So together we can gather that these are arguments based around ideas that one assumes everyone shares. Tonight I will be dealing with Christian Presuppositional Apologetics but the facts are that any person can delve into these ideas, it doesn’t matter if you are a Christian, Muslim, Atheist, Far-Left, Far-Right, etc… All that is required is for someone to make an assumption on some ideal that they believe everyone shares and form an argument around that assumption.

In the religious realm this takes the form of assuming that everyone, regardless of what they claim, actually does believe in god and not only that but they recognize the truth and inerrant nature of biblical scripture. If someone says that they do not believe in god or scripture, the presuppositionalist will claim they are lying and once again repeat that everyone knows the bible is true and that god is real.

The reasoning behind Christians, or anyone for that matter, using this type of argument is that there is really no way that any new information can enter into the debate. This prevents anything from contradicting the argument and so it may seem like it makes the one promoting this type of argument appear correct. It feels really good to be right and surprisingly it feels just as good to believe you are right even if the truth of the matter is different from what you may believe.


It may come as a shock to some that are new to this blog but I was once a Christian presuppositionalist. I knew that everyone believed in god and the only ones who said they didn’t were lying because the devil wanted them to lie. I was a major proponent of every bad argument that you have ever heard a creationist or fundamentalist promote. I wasn’t a young earth creationist but I was a creationist and I was definitely a fundamentalist.

At one point I thought that my faith in god was unshakable. If you would have told me ten years ago that I would be an atheist today, writing articles in an effort to disprove arguments I once used, I would have laughed you out of my church. However, my faith was anything but unshakable and it was actually the fragility of those beliefs that exposed the error of presuppositionalist thought.

You see, when I started to question my own beliefs I began to realize that it was actually possible to doubt the existence of god. It was possible to lose a belief that I once thought everyone shared. When my faith began to wane my christian life actually increased for a good period of time. I prayed more, I read the bible more, I fasted and tithed more, in every facet of my life I pushed myself to go further than I ever had in order to reignite the faith that I had once enjoyed. Yet, even with all that my faith continued to wane and I found that there was no devil over my shoulder leading me into the world of sin.

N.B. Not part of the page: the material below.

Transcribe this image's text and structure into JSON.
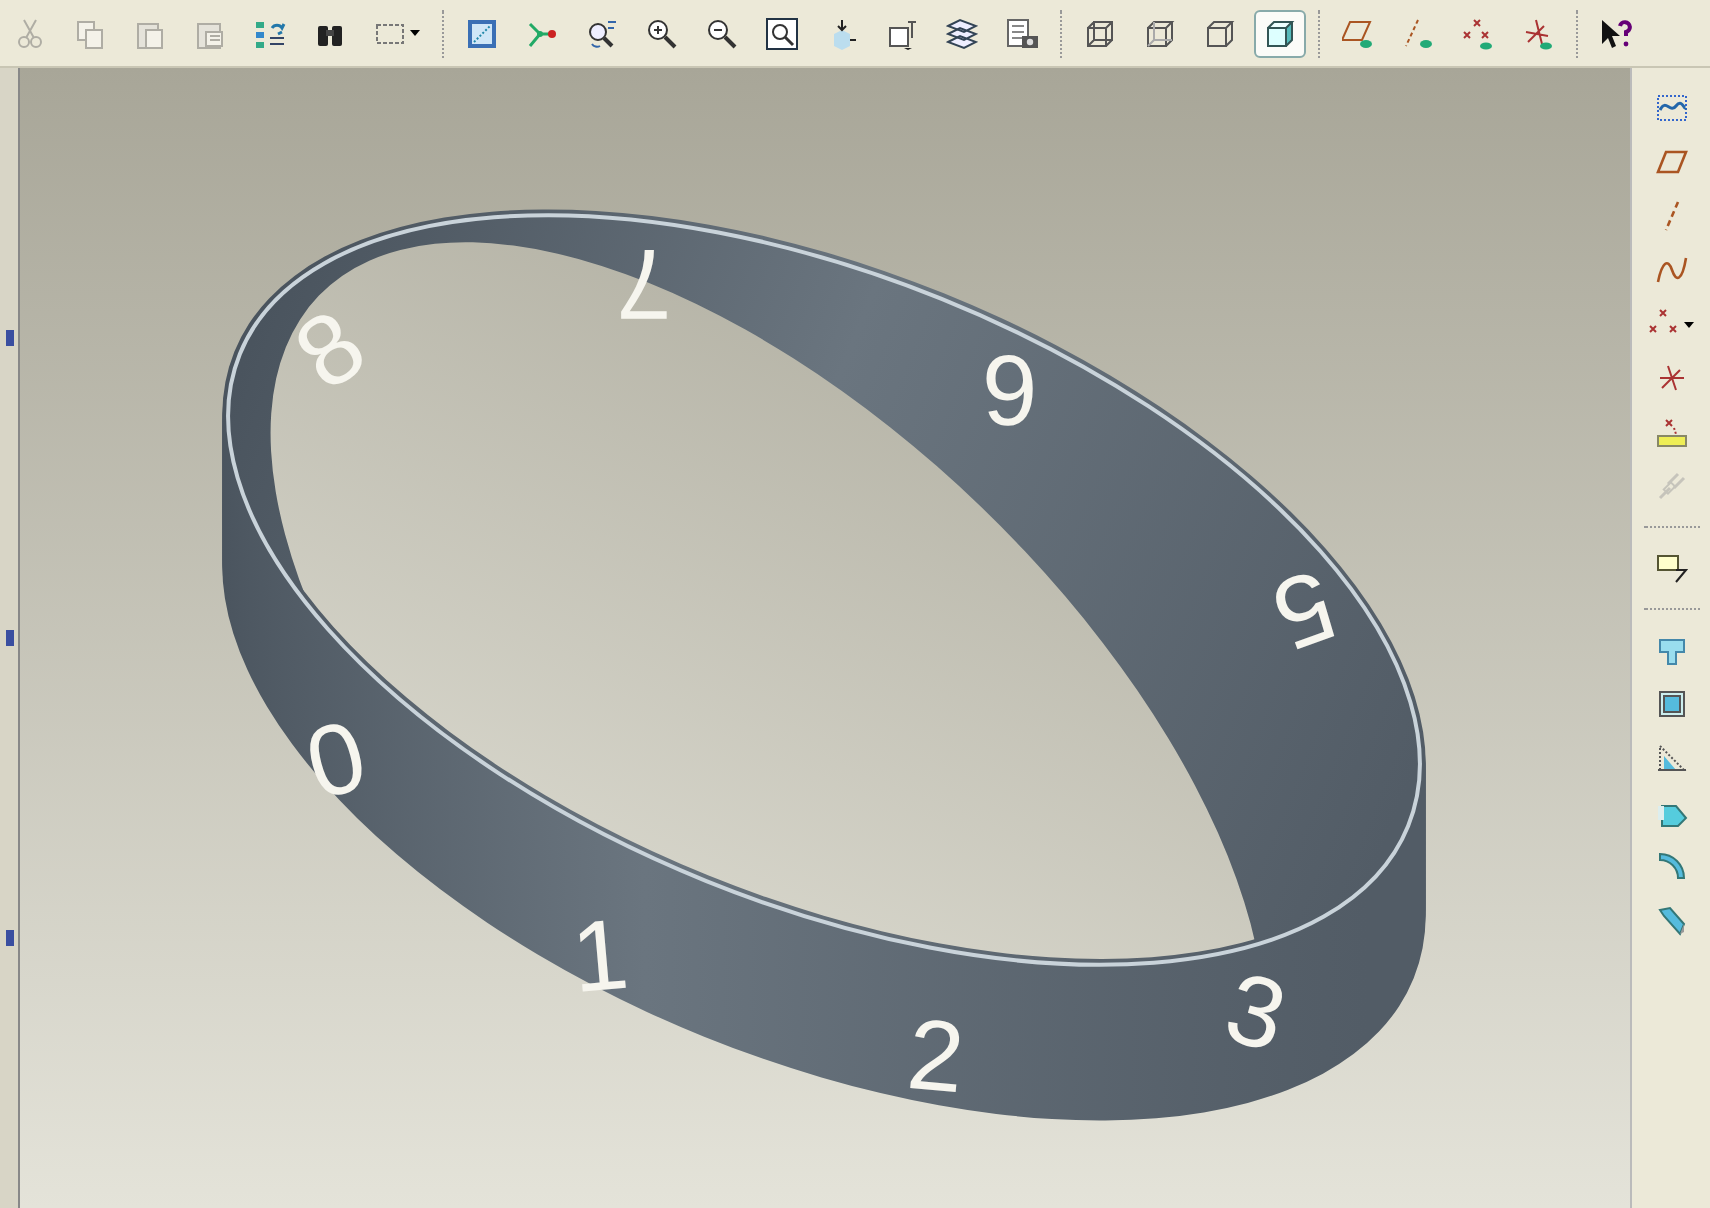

I never found myself falling into a world of sin that I assumed everyone who claimed to not believe in god lived within. I didn’t get a drinking problem, in fact I drink far less now than I did as a minister….yes I drank when I was a minister, and felt damn guilty every time I did. I didn’t find myself shooting up, wanting to rape or murder anyone, and I didn’t find myself going down any path that I considered sinful. I simply had lost my faith and it never returned. So here I am today telling you that presuppositional apologetics are enshrined by their own desperate weakness.

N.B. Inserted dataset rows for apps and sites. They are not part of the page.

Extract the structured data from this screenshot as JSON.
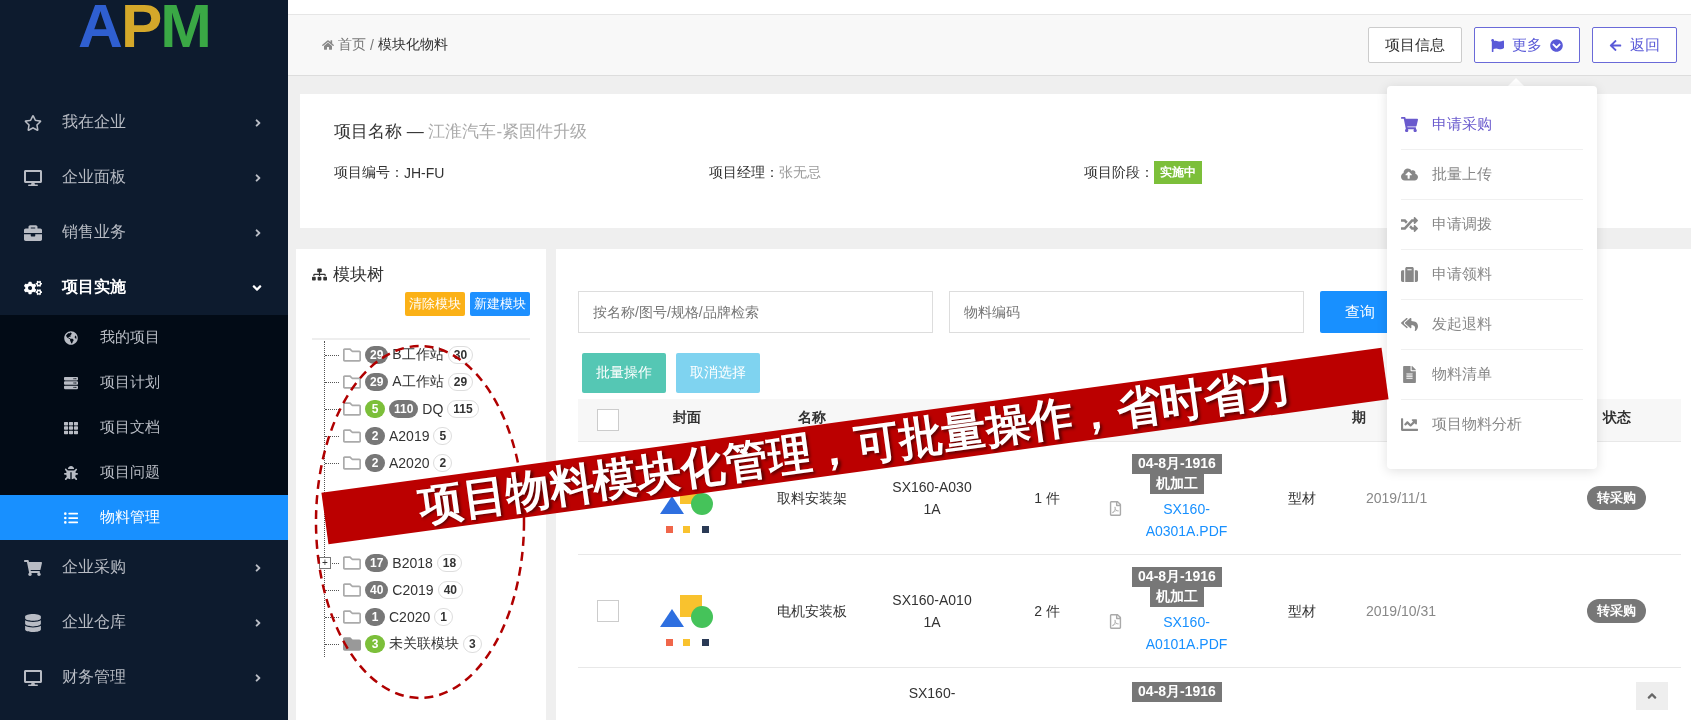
{
  "logo": [
    {
      "text": "A",
      "color": "#2f5fd0"
    },
    {
      "text": "P",
      "color": "#d4a82a"
    },
    {
      "text": "M",
      "color": "#3aa845"
    }
  ],
  "sidebar": {
    "items": [
      {
        "label": "我在企业",
        "expanded": false
      },
      {
        "label": "企业面板",
        "expanded": false
      },
      {
        "label": "销售业务",
        "expanded": false
      },
      {
        "label": "项目实施",
        "expanded": true,
        "children": [
          {
            "label": "我的项目",
            "selected": false
          },
          {
            "label": "项目计划",
            "selected": false
          },
          {
            "label": "项目文档",
            "selected": false
          },
          {
            "label": "项目问题",
            "selected": false
          },
          {
            "label": "物料管理",
            "selected": true
          }
        ]
      },
      {
        "label": "企业采购",
        "expanded": false
      },
      {
        "label": "企业仓库",
        "expanded": false
      },
      {
        "label": "财务管理",
        "expanded": false
      }
    ]
  },
  "breadcrumb": {
    "items": [
      "首页",
      "模块化物料"
    ],
    "separator": "/"
  },
  "header_buttons": [
    {
      "label": "项目信息",
      "kind": "plain"
    },
    {
      "label": "更多",
      "kind": "menu"
    },
    {
      "label": "返回",
      "kind": "back"
    }
  ],
  "project": {
    "title_label": "项目名称 — ",
    "title_value": "江淮汽车-紧固件升级",
    "fields": [
      {
        "label": "项目编号：",
        "value": "JH-FU",
        "kind": "text"
      },
      {
        "label": "项目经理：",
        "value": "张无忌",
        "kind": "blurred"
      },
      {
        "label": "项目阶段：",
        "value": "实施中",
        "kind": "badge"
      }
    ]
  },
  "tree": {
    "title": "模块树",
    "buttons": [
      {
        "label": "清除模块",
        "color": "#fbb117"
      },
      {
        "label": "新建模块",
        "color": "#1e90ff"
      }
    ],
    "items": [
      {
        "badges": [
          {
            "text": "29",
            "color": "#777777"
          }
        ],
        "label": "B工作站",
        "count": "30",
        "selected": false
      },
      {
        "badges": [
          {
            "text": "29",
            "color": "#777777"
          }
        ],
        "label": "A工作站",
        "count": "29",
        "selected": false
      },
      {
        "badges": [
          {
            "text": "5",
            "color": "#7cbf3a"
          },
          {
            "text": "110",
            "color": "#777777"
          }
        ],
        "label": "DQ",
        "count": "115",
        "selected": false
      },
      {
        "badges": [
          {
            "text": "2",
            "color": "#777777"
          }
        ],
        "label": "A2019",
        "count": "5",
        "selected": false
      },
      {
        "badges": [
          {
            "text": "2",
            "color": "#777777"
          }
        ],
        "label": "A2020",
        "count": "2",
        "selected": false
      },
      {
        "badges": [
          {
            "text": "17",
            "color": "#777777"
          }
        ],
        "label": "B2018",
        "count": "18",
        "expander": "+",
        "selected": false
      },
      {
        "badges": [
          {
            "text": "40",
            "color": "#777777"
          }
        ],
        "label": "C2019",
        "count": "40",
        "selected": false
      },
      {
        "badges": [
          {
            "text": "1",
            "color": "#777777"
          }
        ],
        "label": "C2020",
        "count": "1",
        "selected": false
      },
      {
        "badges": [
          {
            "text": "3",
            "color": "#7cbf3a"
          }
        ],
        "label": "未关联模块",
        "count": "3",
        "selected": true
      }
    ]
  },
  "search": {
    "fields": [
      {
        "placeholder": "按名称/图号/规格/品牌检索"
      },
      {
        "placeholder": "物料编码"
      }
    ],
    "button": "查询"
  },
  "actions": [
    {
      "label": "批量操作",
      "disabled": false
    },
    {
      "label": "取消选择",
      "disabled": true
    }
  ],
  "table": {
    "all_checked": false,
    "columns": [
      {
        "label": "封面"
      },
      {
        "label": "名称"
      },
      {},
      {},
      {},
      {},
      {
        "label": "期"
      },
      {
        "label": "状态"
      }
    ],
    "rows": [
      {
        "name": "取料安装架",
        "spec": "SX160-A0301A",
        "qty": "1 件",
        "code": "04-8月-1916",
        "process": "机加工",
        "file": "SX160-A0301A.PDF",
        "material": "型材",
        "date": "2019/11/1",
        "status": "转采购"
      },
      {
        "checked": false,
        "name": "电机安装板",
        "spec": "SX160-A0101A",
        "qty": "2 件",
        "code": "04-8月-1916",
        "process": "机加工",
        "file": "SX160-A0101A.PDF",
        "material": "型材",
        "date": "2019/10/31",
        "status": "转采购"
      },
      {
        "spec": "SX160-",
        "code": "04-8月-1916"
      }
    ]
  },
  "menu": {
    "items": [
      {
        "label": "申请采购",
        "selected": true
      },
      {
        "label": "批量上传",
        "selected": false
      },
      {
        "label": "申请调拨",
        "selected": false
      },
      {
        "label": "申请领料",
        "selected": false
      },
      {
        "label": "发起退料",
        "selected": false
      },
      {
        "label": "物料清单",
        "selected": false
      },
      {
        "label": "项目物料分析",
        "selected": false
      }
    ]
  },
  "banner": "项目物料模块化管理，可批量操作，省时省力"
}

Now that we have that out-of-the-way let me talk to you a little bit about why these arguments are bad logically.

If I were to ask the classic,

“Have you stopped beating your wife?”

I am assuming, of course, that you beat your wife. You could answer yes, which means you beat your wife in the past, or no, which means you still beat your wife, but either answer still points to domestic violence at some point in time. The same is true for religious arguments.


“Why do you hate god?”

This question assumes that there is a god in this reality for which we can hate. If you answer that you don’t hate god, then the answer would be, “Well, why don’t you follow him?” If you answer that you do hate god, then the answer would be, “AH-Ha, you do believe in god or else how could you hate him?” If your answer was anywhere outside of the bounds of an I do or an I don’t, the presuppositionalist will simply say, “Of course you say that, you hate god.”

Now another reason why this argument is poorly thought out is that it is open to the exact reverse being said.

A Christian may say, “All men believe in god.”


An Atheist could say, “All men know god isn’t real.”

Neither side can be argued from a logical standpoint and but both arguments nullify any information that contradicts the argument. It’s true that both arguments can be debated against but the presuppositionalist will simply disregard any argument, no matter how sound it might be, as rubbish since it contradicts their original argument.

To put it bluntly, the Christian Presuppositional argument is simply a security blanket that allows them to feel better about their beliefs, superior to the evil ones who deny their supposed truth, and giddy at the fact that their argument makes those who use actual logical debate tactics want to rip their hair out.

Thank you for reading and it’s obvious to me that this is the greatest article ever written and anyone who says otherwise is definitely lying. Goodnight!

4 thoughts on “Bad Theism: Presuppositional Apologetics

    1. I know they do it’s ridiculous. I especially find it hilarious when they say the bible has examples of Plesiosaurs, Unicorns, and Brontosaurus’ when it was actually describing whales, rhinos, and elephants…

      Liked by 1 person

Leave a Reply

Fill in your details below or click an icon to log in: Logo

You are commenting using your account. Log Out /  Change )

Google photo

You are commenting using your Google account. Log Out /  Change )

Twitter picture

You are commenting using your Twitter account. Log Out /  Change )

Facebook photo

You are commenting using your Facebook account. Log Out /  Change )

Connecting to %s